* _What is needed_: From the listing below, pull out the lines that hold "comments".

* _Source information_:
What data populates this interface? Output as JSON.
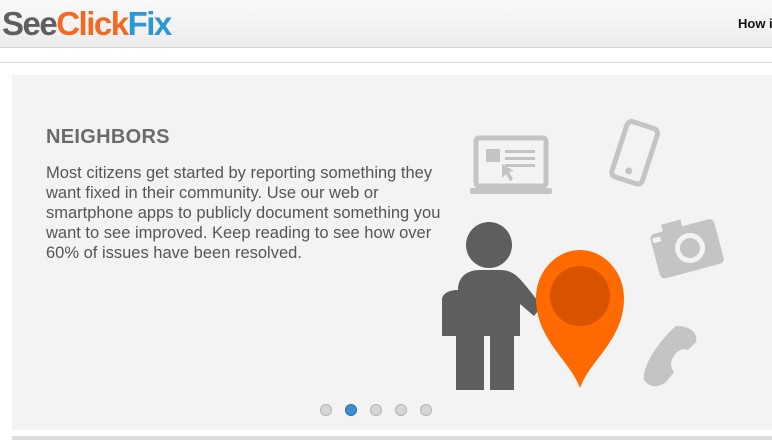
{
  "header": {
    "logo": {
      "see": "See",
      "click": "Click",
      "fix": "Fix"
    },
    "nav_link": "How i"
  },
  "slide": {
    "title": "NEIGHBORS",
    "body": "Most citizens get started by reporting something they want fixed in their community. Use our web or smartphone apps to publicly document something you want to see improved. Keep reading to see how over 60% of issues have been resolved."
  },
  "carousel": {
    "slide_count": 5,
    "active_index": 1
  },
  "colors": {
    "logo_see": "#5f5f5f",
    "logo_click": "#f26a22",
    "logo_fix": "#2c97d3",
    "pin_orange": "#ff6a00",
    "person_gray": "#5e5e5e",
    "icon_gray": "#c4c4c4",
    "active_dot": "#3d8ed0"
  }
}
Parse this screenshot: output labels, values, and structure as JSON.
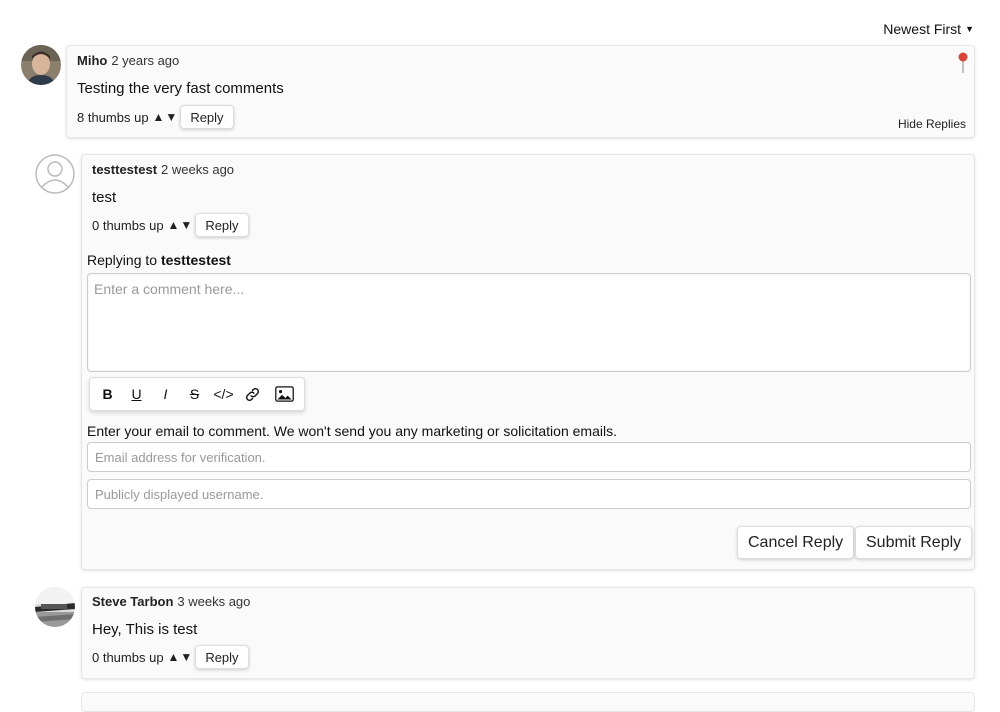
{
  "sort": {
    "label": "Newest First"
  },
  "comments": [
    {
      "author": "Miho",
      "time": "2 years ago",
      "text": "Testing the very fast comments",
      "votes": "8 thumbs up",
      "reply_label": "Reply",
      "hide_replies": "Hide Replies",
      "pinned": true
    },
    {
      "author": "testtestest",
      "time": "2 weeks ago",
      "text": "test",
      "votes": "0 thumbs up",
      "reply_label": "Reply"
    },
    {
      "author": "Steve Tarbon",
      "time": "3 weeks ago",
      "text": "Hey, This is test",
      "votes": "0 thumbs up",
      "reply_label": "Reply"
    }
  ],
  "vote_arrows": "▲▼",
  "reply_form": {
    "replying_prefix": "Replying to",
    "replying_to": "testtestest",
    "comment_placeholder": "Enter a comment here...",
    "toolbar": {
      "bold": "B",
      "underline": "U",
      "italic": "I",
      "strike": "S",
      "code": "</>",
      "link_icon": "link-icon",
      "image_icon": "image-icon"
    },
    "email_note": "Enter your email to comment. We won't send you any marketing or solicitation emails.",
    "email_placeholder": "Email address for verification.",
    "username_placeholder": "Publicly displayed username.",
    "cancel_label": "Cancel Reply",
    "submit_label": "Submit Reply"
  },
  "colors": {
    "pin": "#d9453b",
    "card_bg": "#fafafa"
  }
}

* _Task response_:
  "comments": [
      "text": "Testing the very fast comments",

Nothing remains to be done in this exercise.